  • How much do hurricanes, wildfires and other disasters affect insurance rates?
  • Do disasters in other states affect my insurance rates in Maine?

It’s helpful to understand how insurance companies price their product. Insurance rates are recommended by insurance company actuaries. They project how much money the insurance company must collect to pay claims and make a profit. This requires complex modeling and formulas. Actuaries recommend rate changes to a special committee of company executives. The committee compares the actuary’s recommendation to the company’s profitability and growth targets. They agree on a proposed rate change, and submit it to Maine insurance regulators.

The regulator’s job is to make sure that insurance rates are:

  • Adequate to pay claims
  • Not excessive
  • Not unfairly discriminatory.

Regulators may approve or deny the rate change, or ask for more information.

What Factors Affect Insurance Rates?

At its simplest, insurance is “money in…money out.”

Money In = Premium Collected

Cheap insurance rates may leave the insurance company with insufficient money to pay claims and make a profit. Rates that are too high may send customers fleeing to other insurers.

Money Out = Losses 

The most important determinant of insurance rates. More losses than expected puts pressure for the insurance company to raise rates. Fewer losses puts downward pressure on rates.

But here’s the rest of the story:

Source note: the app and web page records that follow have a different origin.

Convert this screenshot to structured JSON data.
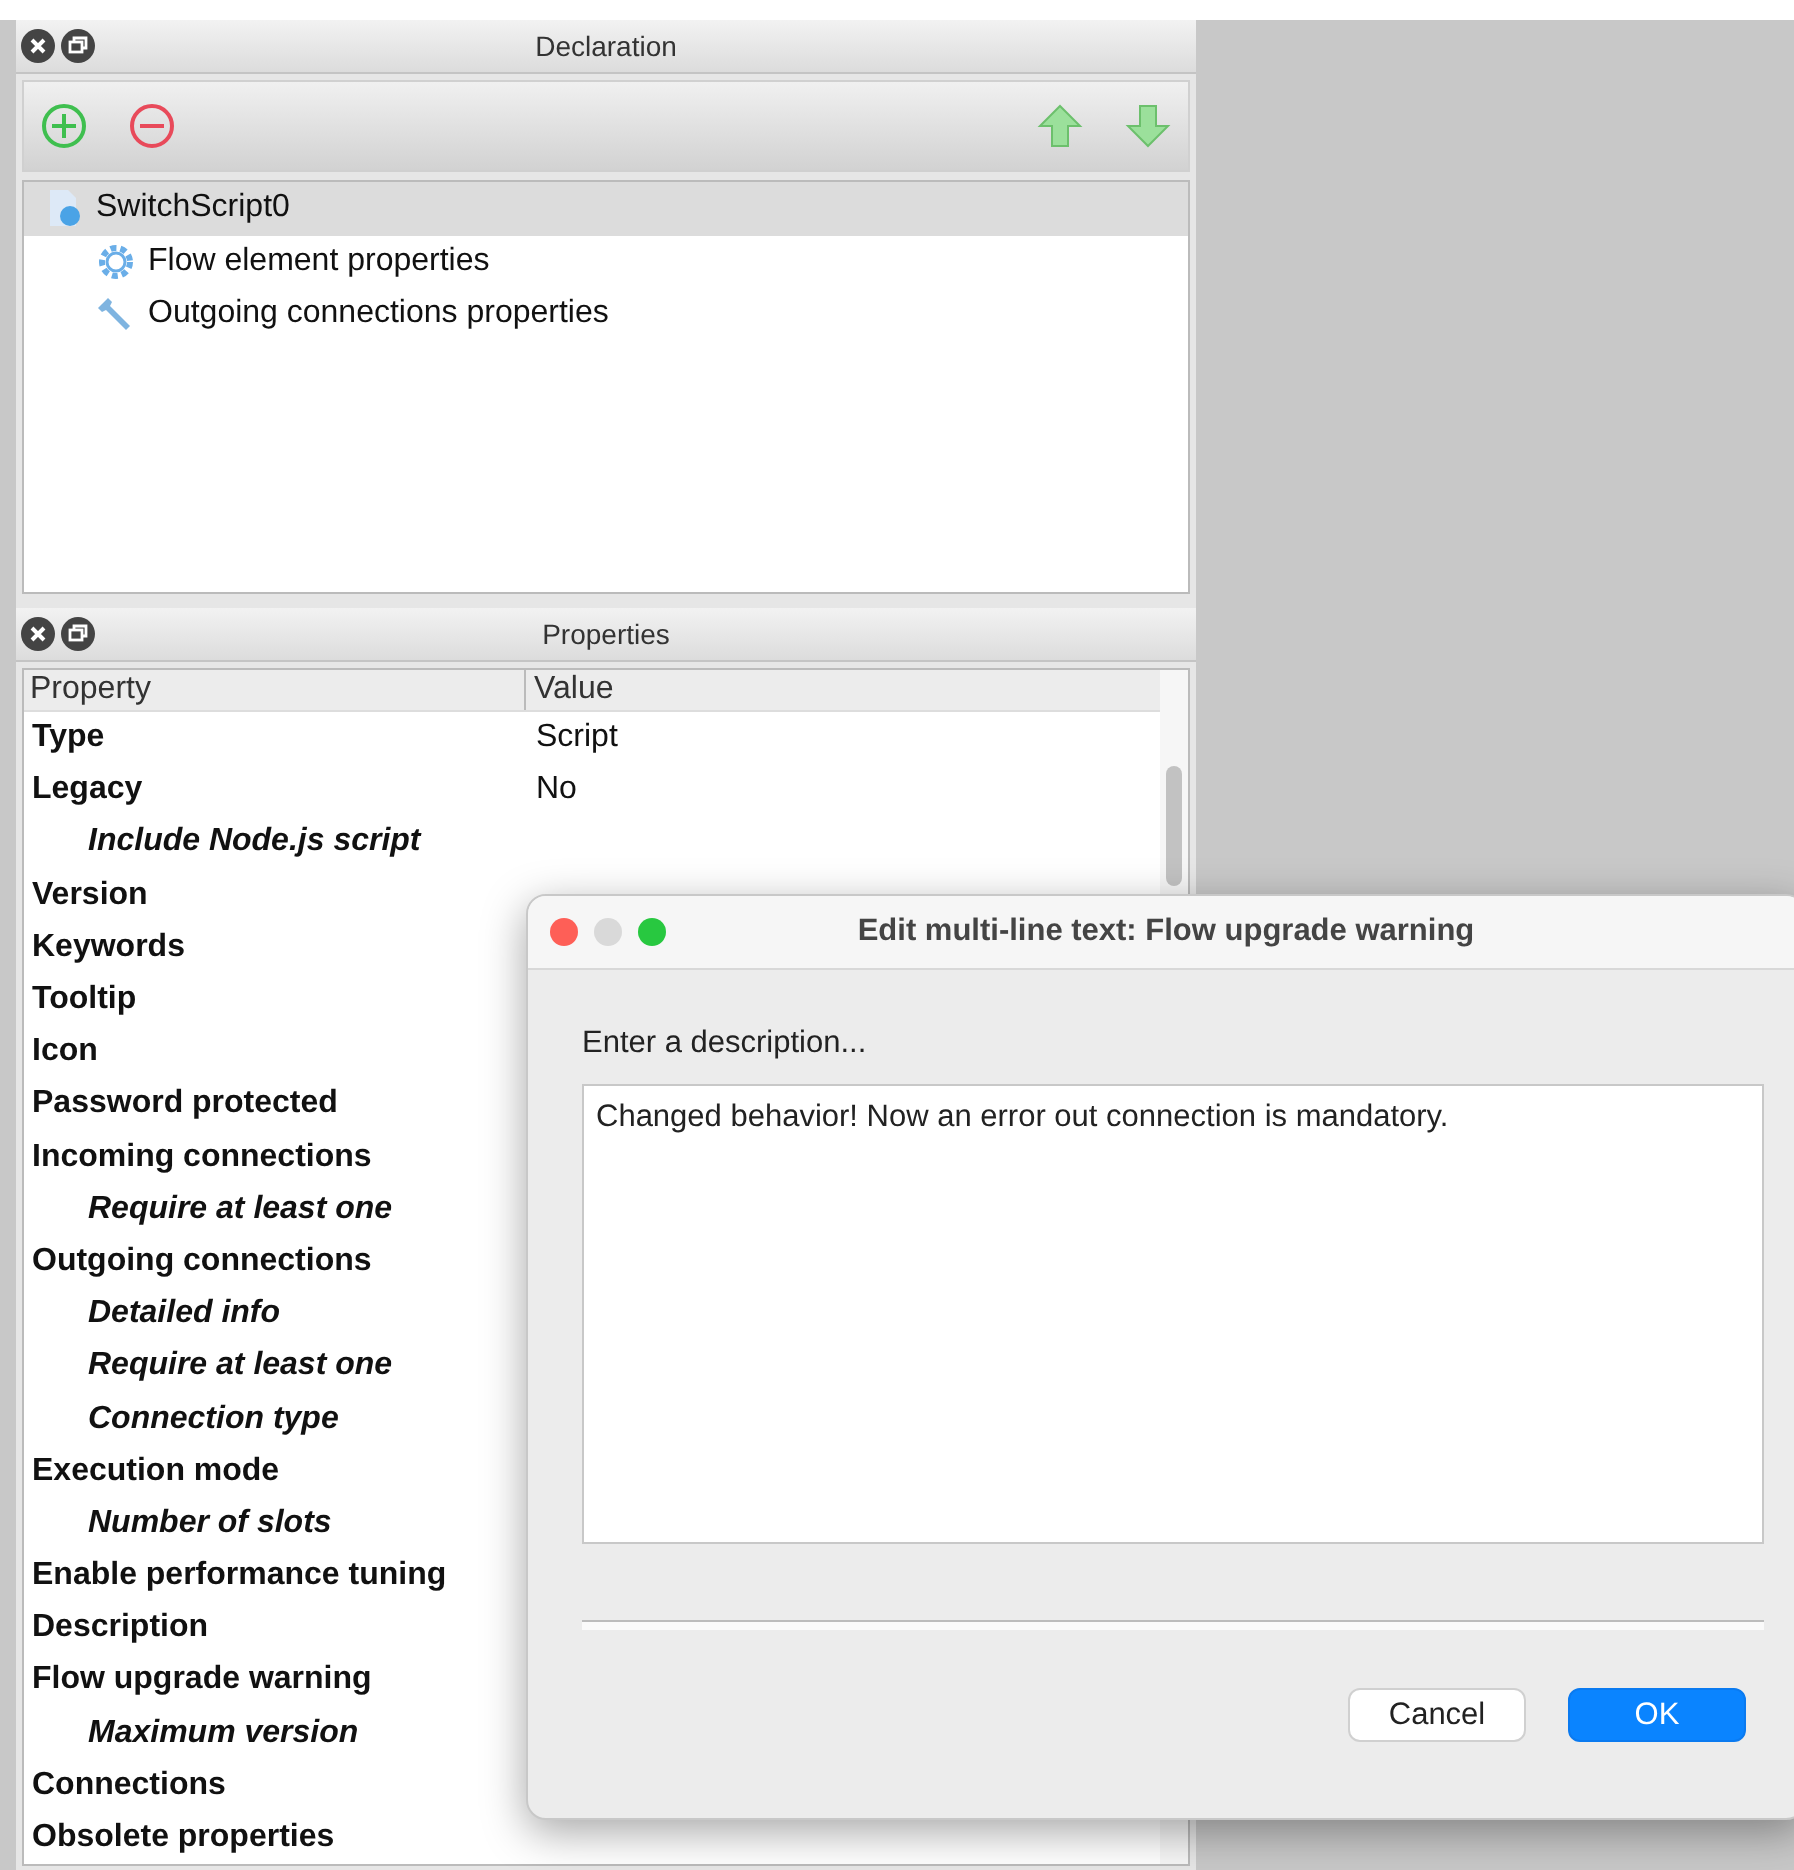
{
  "declaration": {
    "title": "Declaration",
    "tree": [
      {
        "label": "SwitchScript0",
        "selected": true,
        "children": [
          {
            "label": "Flow element properties",
            "kind": "gear",
            "selected": false
          },
          {
            "label": "Outgoing connections properties",
            "kind": "wrench",
            "selected": false
          }
        ]
      }
    ]
  },
  "properties": {
    "title": "Properties",
    "columns": [
      "Property",
      "Value"
    ],
    "rows": [
      {
        "name": "Type",
        "value": "Script"
      },
      {
        "name": "Legacy",
        "value": "No",
        "children": [
          {
            "name": "Include Node.js script"
          }
        ]
      },
      {
        "name": "Version"
      },
      {
        "name": "Keywords"
      },
      {
        "name": "Tooltip"
      },
      {
        "name": "Icon"
      },
      {
        "name": "Password protected"
      },
      {
        "name": "Incoming connections",
        "children": [
          {
            "name": "Require at least one"
          }
        ]
      },
      {
        "name": "Outgoing connections",
        "children": [
          {
            "name": "Detailed info"
          },
          {
            "name": "Require at least one"
          },
          {
            "name": "Connection type"
          }
        ]
      },
      {
        "name": "Execution mode",
        "children": [
          {
            "name": "Number of slots"
          }
        ]
      },
      {
        "name": "Enable performance tuning"
      },
      {
        "name": "Description"
      },
      {
        "name": "Flow upgrade warning",
        "children": [
          {
            "name": "Maximum version"
          }
        ]
      },
      {
        "name": "Connections"
      },
      {
        "name": "Obsolete properties"
      }
    ]
  },
  "dialog": {
    "title": "Edit multi-line text: Flow upgrade warning",
    "label": "Enter a description...",
    "value": "Changed behavior! Now an error out connection is mandatory.",
    "buttons": [
      {
        "label": "Cancel",
        "default": false
      },
      {
        "label": "OK",
        "default": true
      }
    ]
  }
}
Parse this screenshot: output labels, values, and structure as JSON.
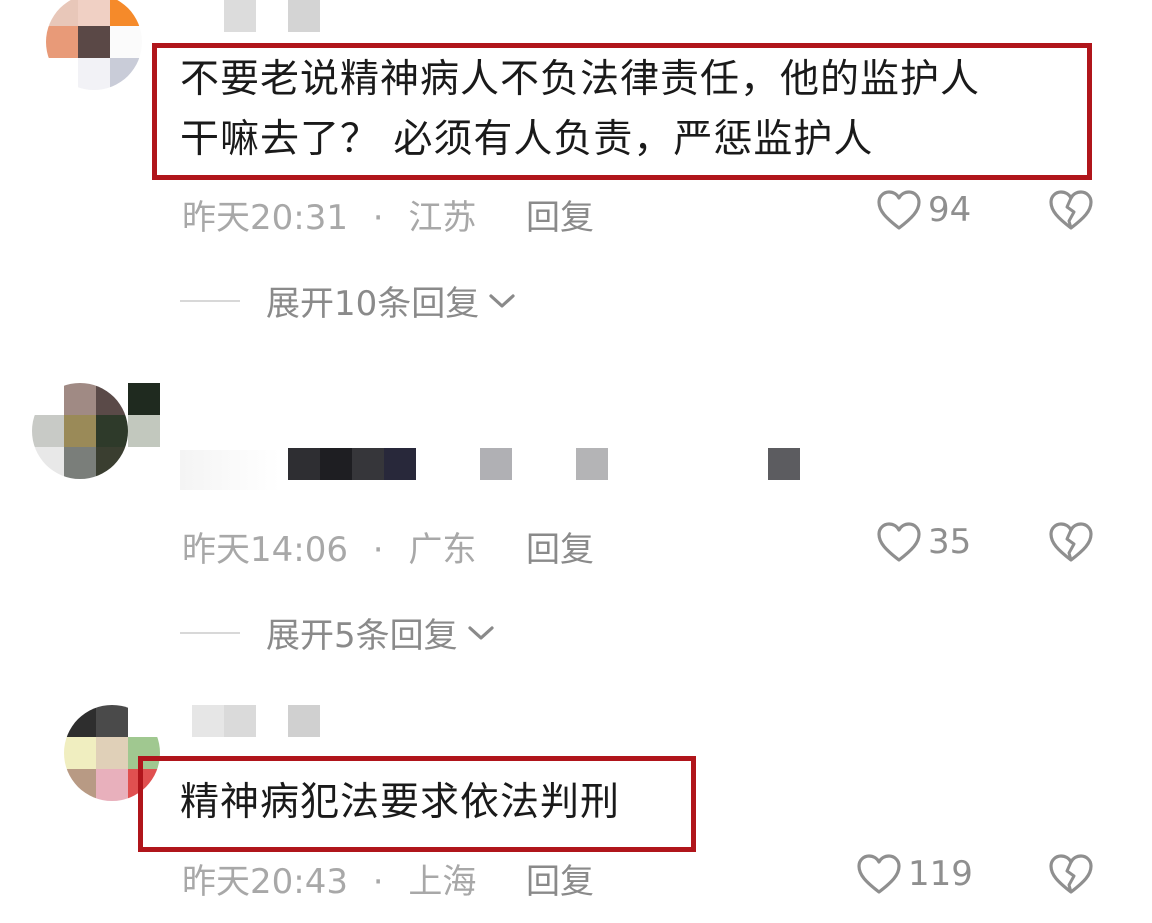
{
  "comments": [
    {
      "text_line1": "不要老说精神病人不负法律责任，他的监护人",
      "text_line2": "干嘛去了？ 必须有人负责，严惩监护人",
      "time": "昨天20:31",
      "sep": "·",
      "location": "江苏",
      "reply_label": "回复",
      "likes": "94",
      "expand_label": "展开10条回复"
    },
    {
      "time": "昨天14:06",
      "sep": "·",
      "location": "广东",
      "reply_label": "回复",
      "likes": "35",
      "expand_label": "展开5条回复"
    },
    {
      "text_line1": "精神病犯法要求依法判刑",
      "time": "昨天20:43",
      "sep": "·",
      "location": "上海",
      "reply_label": "回复",
      "likes": "119"
    }
  ],
  "icons": {
    "like": "heart-outline-icon",
    "dislike": "broken-heart-icon",
    "expand": "chevron-down-icon"
  },
  "colors": {
    "highlight_border": "#b0151b",
    "meta_text": "#a8a8a8",
    "body_text": "#1a1a1a"
  }
}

Insurance Company Financial Strength – Well-managed insurance companies keep adequate reserves to pay claims on a rainy day. Insurers with strong financials can weather a bad year without huge rate increases. Weaker ones need more frequent rate adjustments. The best way to learn the financial condition of an insurance company? A.M. Best tests the financial strength of insurers and assigns them a letter grade.

Type of Insurance Company – Mutual insurance companies are owned by their customers. After they pay claims, mutuals store their profits to pay future claims. Other insurance companies are stockholder owned. Stockholders expect a return on their investment. Investors pressure executives of publicly held companies to improve profits every quarter. This can lead to larger or more frequent rate increases to stay ahead of current losses.

Reinsurance – Almost every insurance company is also an insurance consumer. They buy insurance against “the big one”. This is called reinsurance. Most companies reinsure against annual total losses exceeding a certain amount. This dampens the impact of multiple hurricanes, fires or other disasters in one year.

Generally, larger insurers buy less reinsurance than smaller ones. Smaller insurers have less surplus, and thus are more vulnerable to catastrophic losses.

Of course, reinsurers are also insurance companies. They must collect more premium if they suffer unexpectedly large claims. Insurance companies pay different reinsurance rates based on their individual loss experience.

Do Disasters in Other States Affect My Insurance Rates?

Probably not as much as you think. Maine insurance regulators only allow insurers to file rates based upon Maine premium and losses. Claims that a company pays in California or Florida are not baked into Maine insurance rates.

BUT…

Insurance companies factor nationwide overhead costs into Maine rates. Cost like advertising, salaries – and reinsurance. Since events outside Maine influence reinsurance costs, they influence Maine customers’ rates. Just less than you might expect.